▶ The task
Make your reply a word-for-word repeat of the records.

- Opening Delimiter -

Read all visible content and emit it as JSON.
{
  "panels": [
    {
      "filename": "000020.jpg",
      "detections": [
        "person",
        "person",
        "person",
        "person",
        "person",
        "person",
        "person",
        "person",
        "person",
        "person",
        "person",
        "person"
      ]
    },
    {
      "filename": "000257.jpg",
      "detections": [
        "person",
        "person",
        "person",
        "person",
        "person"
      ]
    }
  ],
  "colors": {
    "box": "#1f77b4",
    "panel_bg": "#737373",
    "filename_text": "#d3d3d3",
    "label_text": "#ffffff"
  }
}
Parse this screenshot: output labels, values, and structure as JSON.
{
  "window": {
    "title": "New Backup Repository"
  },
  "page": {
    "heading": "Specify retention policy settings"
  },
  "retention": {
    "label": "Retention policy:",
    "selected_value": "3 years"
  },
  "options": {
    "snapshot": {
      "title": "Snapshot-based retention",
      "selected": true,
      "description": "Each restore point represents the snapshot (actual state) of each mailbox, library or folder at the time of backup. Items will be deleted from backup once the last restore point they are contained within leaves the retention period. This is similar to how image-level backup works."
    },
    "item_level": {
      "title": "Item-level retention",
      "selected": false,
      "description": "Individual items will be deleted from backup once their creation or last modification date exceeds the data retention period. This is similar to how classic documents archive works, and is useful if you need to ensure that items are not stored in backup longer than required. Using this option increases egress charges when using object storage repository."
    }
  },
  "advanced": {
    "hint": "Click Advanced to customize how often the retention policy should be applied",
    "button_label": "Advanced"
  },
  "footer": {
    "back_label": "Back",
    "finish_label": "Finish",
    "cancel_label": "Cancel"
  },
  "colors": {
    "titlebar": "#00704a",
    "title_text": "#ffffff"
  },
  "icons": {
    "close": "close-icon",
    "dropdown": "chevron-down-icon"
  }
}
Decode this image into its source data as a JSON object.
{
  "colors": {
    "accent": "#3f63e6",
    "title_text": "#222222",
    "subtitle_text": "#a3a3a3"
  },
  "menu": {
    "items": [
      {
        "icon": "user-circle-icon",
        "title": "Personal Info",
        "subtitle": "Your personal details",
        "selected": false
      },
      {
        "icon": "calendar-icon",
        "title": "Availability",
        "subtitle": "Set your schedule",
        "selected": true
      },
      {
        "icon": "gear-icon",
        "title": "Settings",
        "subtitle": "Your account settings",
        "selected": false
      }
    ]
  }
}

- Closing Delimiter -

▶ Solution to the problem
Read all visible content and emit it as JSON.
{
  "panels": [
    {
      "filename": "000020.jpg",
      "detections": [
        "person",
        "person",
        "person",
        "person",
        "person",
        "person",
        "person",
        "person",
        "person",
        "person",
        "person",
        "person"
      ]
    },
    {
      "filename": "000257.jpg",
      "detections": [
        "person",
        "person",
        "person",
        "person",
        "person"
      ]
    }
  ],
  "colors": {
    "box": "#1f77b4",
    "panel_bg": "#737373",
    "filename_text": "#d3d3d3",
    "label_text": "#ffffff"
  }
}
Parse this screenshot: output labels, values, and structure as JSON.
{
  "window": {
    "title": "New Backup Repository"
  },
  "page": {
    "heading": "Specify retention policy settings"
  },
  "retention": {
    "label": "Retention policy:",
    "selected_value": "3 years"
  },
  "options": {
    "snapshot": {
      "title": "Snapshot-based retention",
      "selected": true,
      "description": "Each restore point represents the snapshot (actual state) of each mailbox, library or folder at the time of backup. Items will be deleted from backup once the last restore point they are contained within leaves the retention period. This is similar to how image-level backup works."
    },
    "item_level": {
      "title": "Item-level retention",
      "selected": false,
      "description": "Individual items will be deleted from backup once their creation or last modification date exceeds the data retention period. This is similar to how classic documents archive works, and is useful if you need to ensure that items are not stored in backup longer than required. Using this option increases egress charges when using object storage repository."
    }
  },
  "advanced": {
    "hint": "Click Advanced to customize how often the retention policy should be applied",
    "button_label": "Advanced"
  },
  "footer": {
    "back_label": "Back",
    "finish_label": "Finish",
    "cancel_label": "Cancel"
  },
  "colors": {
    "titlebar": "#00704a",
    "title_text": "#ffffff"
  },
  "icons": {
    "close": "close-icon",
    "dropdown": "chevron-down-icon"
  }
}
Decode this image into its source data as a JSON object.
{
  "colors": {
    "accent": "#3f63e6",
    "title_text": "#222222",
    "subtitle_text": "#a3a3a3"
  },
  "menu": {
    "items": [
      {
        "icon": "user-circle-icon",
        "title": "Personal Info",
        "subtitle": "Your personal details",
        "selected": false
      },
      {
        "icon": "calendar-icon",
        "title": "Availability",
        "subtitle": "Set your schedule",
        "selected": true
      },
      {
        "icon": "gear-icon",
        "title": "Settings",
        "subtitle": "Your account settings",
        "selected": false
      }
    ]
  }
}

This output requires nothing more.